This year, there were many cool cars on hand. Palm Springs’ history as a racing venue was celebrated with a special display of old race cars from 1950-58. There were two Allards, a Cunningham C-3, Jaguar XK140, 1956 Mercedes-Benz 300SL roadster and even a “Baldwin Special” and a 1950 Mercury Coupe, the latter which represented the class of big American iron that also raced at Palm Springs’ original street circuit. Palm Springs was part of the great circuit of sports-car racing venues all over Southern California that included Paramount Ranch, Torrey Pines, Pomona, Santa Barbara Airport and Willow Springs, to name a few. So there’s plenty of historical precedent for a vintage car event here.

The Petersen Automotive Museum in Los Angeles brought several cars, including a Scaglietti-bodied Corvette and a 1923 Benz. Several – many – members of the Petersen’s support group the Checkered Flag 200 brought cars, too.

“We just want to support the event,” said Checkered Flag 200 alpha male Bruce Meyer.

The Riverside International Automotive Museum also shared its collection. Classic Assets in San Diego brought an exquisite 1929 Duesenberg Model J with coachwork by LeBaron.

Manufacturers were represented, too. Panoz was a supporting sponsor and brought an entire infield of road and race cars, from the current Esperante Spyder, Coupe and Convertible to the GTR1 race car. Even Dan Panoz himself was there. Lucra brought one of its insanely powerful and loud LC470s. Superformance brought what looked like one of everything it makes, from various Cobras to its GT40. There were even a couple modern-day Fiats parked behind official-looking Fiat flags.

Private owners made up the balance of the field. Harry Rieger brought his 1963 Split-Window Corvette, restored in 1987 and still looking showroom shiny. Roger and Rhonda Groves brought their 1960 Alfa SZ to the delight of Alfistis everywhere in the stadium. Caretaker Alan Taylor brought Paul Emple’s 1930 Isotta Fraschini that had been rebodied with a Flying Star roadster body in the late ’90s. It looked like a giant piece of delicious vanilla wedding cake. Other cool cars we liked included: a 1970 Maserati Ghibli SS, a 1959 Aston Martin MkIII, a Lamborghini 350 GT, a Ferrari 365 GT and John Romano’s “unmolested original survivor” 1971 Datsun 240Z. 

Desert Concorso from the press box

The view from on top of the press box. Ferraris are in center field, Astons in right.

Something that set this show apart, and demonstrated the need to fill out a field at a young show, was the number of more commonplace, fairly unremarkable modern cars. There were couple-year-old Mercedes and BMWs, some older Triumphs and, of course, the requisite handful of Lamborghini Gallardos. But there was also one each of the modern supercar triumvirate of Porsche 918, Ferrari LaFerrari and McLaren P1 at the show. There was variety like you don’t see at other, older, more established and more focused shows.

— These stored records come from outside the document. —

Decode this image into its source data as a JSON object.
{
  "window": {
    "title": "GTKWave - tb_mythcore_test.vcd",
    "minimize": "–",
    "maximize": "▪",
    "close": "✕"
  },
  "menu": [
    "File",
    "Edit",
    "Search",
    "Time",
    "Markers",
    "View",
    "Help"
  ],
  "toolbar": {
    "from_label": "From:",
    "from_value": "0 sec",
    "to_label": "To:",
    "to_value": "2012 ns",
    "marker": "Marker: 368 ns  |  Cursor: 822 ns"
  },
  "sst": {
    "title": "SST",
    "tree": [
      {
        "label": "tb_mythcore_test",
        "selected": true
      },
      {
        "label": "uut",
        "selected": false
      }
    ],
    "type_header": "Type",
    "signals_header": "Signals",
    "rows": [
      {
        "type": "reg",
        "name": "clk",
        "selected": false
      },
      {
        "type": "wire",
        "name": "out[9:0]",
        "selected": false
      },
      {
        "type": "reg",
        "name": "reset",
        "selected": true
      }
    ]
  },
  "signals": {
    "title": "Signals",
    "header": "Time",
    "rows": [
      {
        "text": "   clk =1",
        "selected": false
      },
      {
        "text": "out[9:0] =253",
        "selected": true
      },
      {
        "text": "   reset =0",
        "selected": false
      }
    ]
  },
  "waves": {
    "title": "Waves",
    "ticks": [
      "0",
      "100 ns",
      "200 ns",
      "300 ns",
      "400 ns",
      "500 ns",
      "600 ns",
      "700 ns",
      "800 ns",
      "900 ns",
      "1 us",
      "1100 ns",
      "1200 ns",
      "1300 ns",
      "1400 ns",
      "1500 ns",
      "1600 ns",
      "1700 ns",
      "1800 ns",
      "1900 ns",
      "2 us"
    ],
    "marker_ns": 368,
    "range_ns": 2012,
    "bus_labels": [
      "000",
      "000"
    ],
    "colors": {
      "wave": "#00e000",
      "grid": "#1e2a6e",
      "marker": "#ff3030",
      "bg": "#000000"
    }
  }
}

“Desert Concorso, in only its second year, is developing a unique flavor — kind of a Concorso Italiano for snow birds who like a little English and American seasoning in their Italian car shows,” said co-emcee Keith Martin, publisher of Sports Car Market.

McDowell has a grand vision for Desert Concorso that includes a week’s worth of activities anchored by his show on the first weekend and the McCormick’s Collector Car Auction on the second weekend. In between there would be other events, maybe a rally, maybe other things. This is only the second year. The night before this year’s Desert Concorso, there was a Jet Center Party at Thermal Airport to the east of Palm Springs. We didn’t attend that, but it sounded like fun. There were reports that a Ferrari LaFerrari hit 200 mph on Thermal’s private runway, but we couldn’t confirm that.

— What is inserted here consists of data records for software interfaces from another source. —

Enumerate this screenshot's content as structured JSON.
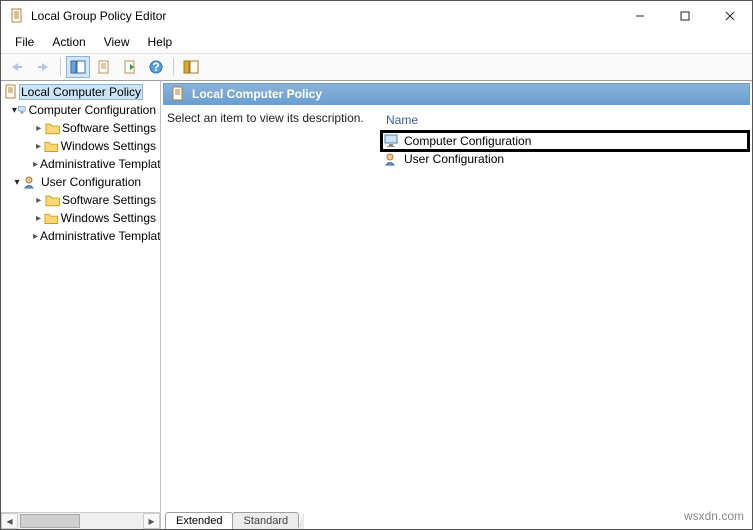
{
  "window": {
    "title": "Local Group Policy Editor"
  },
  "menu": {
    "file": "File",
    "action": "Action",
    "view": "View",
    "help": "Help"
  },
  "tree": {
    "root": "Local Computer Policy",
    "cc": "Computer Configuration",
    "cc_sw": "Software Settings",
    "cc_ws": "Windows Settings",
    "cc_at": "Administrative Templates",
    "uc": "User Configuration",
    "uc_sw": "Software Settings",
    "uc_ws": "Windows Settings",
    "uc_at": "Administrative Templates"
  },
  "detail": {
    "header": "Local Computer Policy",
    "description": "Select an item to view its description.",
    "name_col": "Name",
    "item1": "Computer Configuration",
    "item2": "User Configuration"
  },
  "tabs": {
    "extended": "Extended",
    "standard": "Standard"
  },
  "watermark": "wsxdn.com"
}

“We want to build some more events to fill out the week,” said McDowell. “We’d like to have a rally and some other events.”

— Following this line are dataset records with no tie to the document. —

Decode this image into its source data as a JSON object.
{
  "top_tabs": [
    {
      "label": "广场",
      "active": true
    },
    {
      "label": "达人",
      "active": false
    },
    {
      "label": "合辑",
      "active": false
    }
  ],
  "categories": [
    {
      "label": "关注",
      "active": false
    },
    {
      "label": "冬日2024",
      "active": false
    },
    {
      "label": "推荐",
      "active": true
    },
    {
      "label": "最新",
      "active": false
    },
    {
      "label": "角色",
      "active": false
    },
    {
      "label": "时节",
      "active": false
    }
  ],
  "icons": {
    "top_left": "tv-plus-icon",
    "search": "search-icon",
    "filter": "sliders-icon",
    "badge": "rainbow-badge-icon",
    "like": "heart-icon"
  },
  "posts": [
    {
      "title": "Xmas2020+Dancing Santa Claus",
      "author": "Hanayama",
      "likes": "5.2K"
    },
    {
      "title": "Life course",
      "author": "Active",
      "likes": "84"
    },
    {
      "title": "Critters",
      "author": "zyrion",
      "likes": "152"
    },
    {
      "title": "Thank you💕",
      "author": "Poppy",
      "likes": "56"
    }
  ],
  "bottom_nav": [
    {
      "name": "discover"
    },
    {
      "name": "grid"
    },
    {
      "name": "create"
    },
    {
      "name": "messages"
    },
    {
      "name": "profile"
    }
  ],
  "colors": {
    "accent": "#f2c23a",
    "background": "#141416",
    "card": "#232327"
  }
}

We are guessing many car enthusiasts would like that, too. Given its spot on the calendar, its history as a sports-car race venue and the enthusiasm of the city of Palm Springs, there’s no reason this couldn’t grow into a must-do car week to offer a winter counterbalance to Pebble one day. They just have to move it out of the infield.